It’s not important to most people that my paper 3 MRCPsych results came out on Monday last, alongside the snow. Unremarkably, the pass list was first published on the internet before individual letters were sent in the post; despite passing, my name wasn’t on that list. When I’ve explained to people that I opted for my results to remain private, most of them have wondered why. It seems to me that as individuals we’re expecting to have less and less control over what information is available about us.
Technology has changed a lot even in my lifetime. I’m old enough to remember the days before the world wide web and mobile phones, although it’s becoming harder and harder to believe that that time ever existed. I can actually recall the first time I tried to access a website; it didn’t load properly and I thought it was rather dull (I’m not a visionary). You don’t need me to tell you the opportunities that the world wide web has brought. But we’re still weighing up one of the major disadvantages of the new information technologies: the increasing ability of government and private organisations to capture and share enormous amounts of data concerning private citizens or ‘us’.
Most of us don’t seem to care too much, but I object to these invasions of my privacy. I don’t see why anyone should know my exam results apart from me and those people I might wish to tell. Equally plans which will require me to possess an identity card, not just a piece of plastic but backed up by a personal information database, to enable me to walk the streets are sinister and odious. Furthermore, the UK population is watched by four million CCTV cameras and 7.9% of the population is on the national DNA database despite an EU ruling that holding the genetic data of those never having been charged with a crime was unlawful.
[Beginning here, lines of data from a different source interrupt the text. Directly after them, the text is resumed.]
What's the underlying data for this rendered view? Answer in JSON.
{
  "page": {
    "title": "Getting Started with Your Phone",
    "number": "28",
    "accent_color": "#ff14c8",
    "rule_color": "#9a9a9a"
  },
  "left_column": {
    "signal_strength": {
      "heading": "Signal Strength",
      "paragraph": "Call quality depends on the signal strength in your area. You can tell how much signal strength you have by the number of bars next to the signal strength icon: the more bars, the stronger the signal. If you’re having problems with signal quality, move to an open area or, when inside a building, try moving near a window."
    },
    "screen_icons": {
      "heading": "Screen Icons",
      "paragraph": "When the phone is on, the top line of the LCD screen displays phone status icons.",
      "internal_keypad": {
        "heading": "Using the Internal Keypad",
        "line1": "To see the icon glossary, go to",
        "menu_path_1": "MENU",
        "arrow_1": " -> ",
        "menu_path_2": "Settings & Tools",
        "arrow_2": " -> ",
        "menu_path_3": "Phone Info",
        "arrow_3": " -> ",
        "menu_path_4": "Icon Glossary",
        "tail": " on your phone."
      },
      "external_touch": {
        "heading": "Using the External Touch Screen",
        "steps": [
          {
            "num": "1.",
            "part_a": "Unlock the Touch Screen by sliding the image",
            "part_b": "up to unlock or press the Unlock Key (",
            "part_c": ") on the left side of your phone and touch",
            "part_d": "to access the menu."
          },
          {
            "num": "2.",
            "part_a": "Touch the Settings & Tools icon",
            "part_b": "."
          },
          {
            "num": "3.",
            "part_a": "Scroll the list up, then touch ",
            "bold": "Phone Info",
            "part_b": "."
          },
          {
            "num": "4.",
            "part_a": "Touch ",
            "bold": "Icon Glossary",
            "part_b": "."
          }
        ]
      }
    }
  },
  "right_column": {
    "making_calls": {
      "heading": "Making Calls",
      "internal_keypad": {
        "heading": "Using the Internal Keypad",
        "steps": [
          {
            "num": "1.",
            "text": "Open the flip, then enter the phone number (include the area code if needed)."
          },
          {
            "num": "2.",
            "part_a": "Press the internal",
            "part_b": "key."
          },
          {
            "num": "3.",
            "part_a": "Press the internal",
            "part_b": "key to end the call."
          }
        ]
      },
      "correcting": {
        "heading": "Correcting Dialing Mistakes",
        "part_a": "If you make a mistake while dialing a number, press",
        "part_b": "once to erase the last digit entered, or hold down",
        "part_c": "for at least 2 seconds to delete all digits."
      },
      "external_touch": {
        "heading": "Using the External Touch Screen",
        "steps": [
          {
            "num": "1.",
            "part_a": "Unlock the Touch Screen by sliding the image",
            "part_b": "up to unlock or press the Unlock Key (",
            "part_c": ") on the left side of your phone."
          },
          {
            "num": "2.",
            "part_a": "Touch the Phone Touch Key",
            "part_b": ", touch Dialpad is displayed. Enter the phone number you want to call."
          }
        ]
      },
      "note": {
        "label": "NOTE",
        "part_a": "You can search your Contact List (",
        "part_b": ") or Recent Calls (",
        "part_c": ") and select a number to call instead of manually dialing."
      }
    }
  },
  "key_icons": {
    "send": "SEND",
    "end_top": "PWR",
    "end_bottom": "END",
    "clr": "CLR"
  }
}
There are also proposals for a ‘superdatabase’ of citizens’ emails and mobile phone calls. Clause 152 of the current Coroners and Justice Bill will allow government departments very broad powers to share personal information. The plans for NHS records could mean that your notes could be read by over one million people (see below)
Of course I can’t say that this datasharing is without benefits. We must all give up a reasonable amount of our privacy to enable to fight against crime and to allow us to move smoothly through the days in a complex society. What I say is that the balance is wrong and that our data is being collected to deal with vague and insubstantial threats and/or ruthlessly mined by poorly regulated commercial organisations whose intentions are unclear. Either way we are being carelessly treated and the UK is sleepwalking into a surveillance nightmare where privacy is seriously compromised.
There are signs of a return of sense. Publishing last week the high profile authors of a report published by the House of Lords today agree that privacy is under treat. The committee chairman Lord Goddard said:
“The huge rise in surveillance and data collection by the state and other organisations risks undermining the long-standing traditions of privacy and individual freedom which are vital for democracy.
If the public are to trust that information about them is not being improperly used there should be much more openness about what data is collected, by whom and how it is used.”
Privacy is a precondition to a life of quality and also at the root of freedom. I think it’s important to fight back where one can. The Government has a plan to make all NHS patient records part of a nation wide ‘spine’, where potentially every NHS employee, of which there are over a million, could access your records. The Big Opt Out website tells you how to remove yourself.
At the end of this month The Convention on Modern Liberty is being held. No2id are an organisation campaigning against ID cards. Here they tell you why ID cards should concern everyone who lives in the UK.